• _PROBLEM DETAILS_:
Write out the data below in full. Keep it exact.

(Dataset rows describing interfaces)
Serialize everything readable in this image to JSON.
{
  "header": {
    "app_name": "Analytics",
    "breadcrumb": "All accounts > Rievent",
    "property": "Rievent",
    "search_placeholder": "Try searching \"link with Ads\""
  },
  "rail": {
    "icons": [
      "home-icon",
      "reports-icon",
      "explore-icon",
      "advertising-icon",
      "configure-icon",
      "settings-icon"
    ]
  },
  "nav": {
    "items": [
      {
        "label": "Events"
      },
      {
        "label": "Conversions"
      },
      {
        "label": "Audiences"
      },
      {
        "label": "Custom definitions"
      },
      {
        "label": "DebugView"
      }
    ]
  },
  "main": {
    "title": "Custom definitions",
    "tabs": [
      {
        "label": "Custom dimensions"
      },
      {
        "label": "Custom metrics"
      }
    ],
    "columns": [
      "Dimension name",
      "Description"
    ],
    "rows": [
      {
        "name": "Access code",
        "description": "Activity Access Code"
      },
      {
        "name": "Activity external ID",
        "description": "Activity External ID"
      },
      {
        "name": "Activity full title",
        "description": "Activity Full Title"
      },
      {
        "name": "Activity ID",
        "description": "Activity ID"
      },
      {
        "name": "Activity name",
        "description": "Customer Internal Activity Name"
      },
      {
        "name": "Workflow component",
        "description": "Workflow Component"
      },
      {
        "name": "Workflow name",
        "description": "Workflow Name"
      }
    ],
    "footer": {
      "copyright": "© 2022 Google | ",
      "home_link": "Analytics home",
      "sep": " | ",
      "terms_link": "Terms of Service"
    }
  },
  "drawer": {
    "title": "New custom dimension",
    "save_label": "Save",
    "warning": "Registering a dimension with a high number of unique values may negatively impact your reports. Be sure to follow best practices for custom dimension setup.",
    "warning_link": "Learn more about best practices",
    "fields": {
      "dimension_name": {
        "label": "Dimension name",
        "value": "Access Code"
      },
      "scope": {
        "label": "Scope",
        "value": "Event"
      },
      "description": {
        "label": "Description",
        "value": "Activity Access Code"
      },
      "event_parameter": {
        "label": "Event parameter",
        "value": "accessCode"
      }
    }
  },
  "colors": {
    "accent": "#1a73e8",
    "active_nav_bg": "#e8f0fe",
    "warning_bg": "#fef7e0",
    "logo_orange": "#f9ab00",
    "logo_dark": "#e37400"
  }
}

• _EXERCISE OUTPUT_:
Serialize everything readable in this image to JSON.
{
  "header": {
    "app_name": "Analytics",
    "breadcrumb": "All accounts > Rievent",
    "property": "Rievent",
    "search_placeholder": "Try searching \"link with Ads\""
  },
  "rail": {
    "icons": [
      "home-icon",
      "reports-icon",
      "explore-icon",
      "advertising-icon",
      "configure-icon",
      "settings-icon"
    ]
  },
  "nav": {
    "items": [
      {
        "label": "Events"
      },
      {
        "label": "Conversions"
      },
      {
        "label": "Audiences"
      },
      {
        "label": "Custom definitions"
      },
      {
        "label": "DebugView"
      }
    ]
  },
  "main": {
    "title": "Custom definitions",
    "tabs": [
      {
        "label": "Custom dimensions"
      },
      {
        "label": "Custom metrics"
      }
    ],
    "columns": [
      "Dimension name",
      "Description"
    ],
    "rows": [
      {
        "name": "Access code",
        "description": "Activity Access Code"
      },
      {
        "name": "Activity external ID",
        "description": "Activity External ID"
      },
      {
        "name": "Activity full title",
        "description": "Activity Full Title"
      },
      {
        "name": "Activity ID",
        "description": "Activity ID"
      },
      {
        "name": "Activity name",
        "description": "Customer Internal Activity Name"
      },
      {
        "name": "Workflow component",
        "description": "Workflow Component"
      },
      {
        "name": "Workflow name",
        "description": "Workflow Name"
      }
    ],
    "footer": {
      "copyright": "© 2022 Google | ",
      "home_link": "Analytics home",
      "sep": " | ",
      "terms_link": "Terms of Service"
    }
  },
  "drawer": {
    "title": "New custom dimension",
    "save_label": "Save",
    "warning": "Registering a dimension with a high number of unique values may negatively impact your reports. Be sure to follow best practices for custom dimension setup.",
    "warning_link": "Learn more about best practices",
    "fields": {
      "dimension_name": {
        "label": "Dimension name",
        "value": "Access Code"
      },
      "scope": {
        "label": "Scope",
        "value": "Event"
      },
      "description": {
        "label": "Description",
        "value": "Activity Access Code"
      },
      "event_parameter": {
        "label": "Event parameter",
        "value": "accessCode"
      }
    }
  },
  "colors": {
    "accent": "#1a73e8",
    "active_nav_bg": "#e8f0fe",
    "warning_bg": "#fef7e0",
    "logo_orange": "#f9ab00",
    "logo_dark": "#e37400"
  }
}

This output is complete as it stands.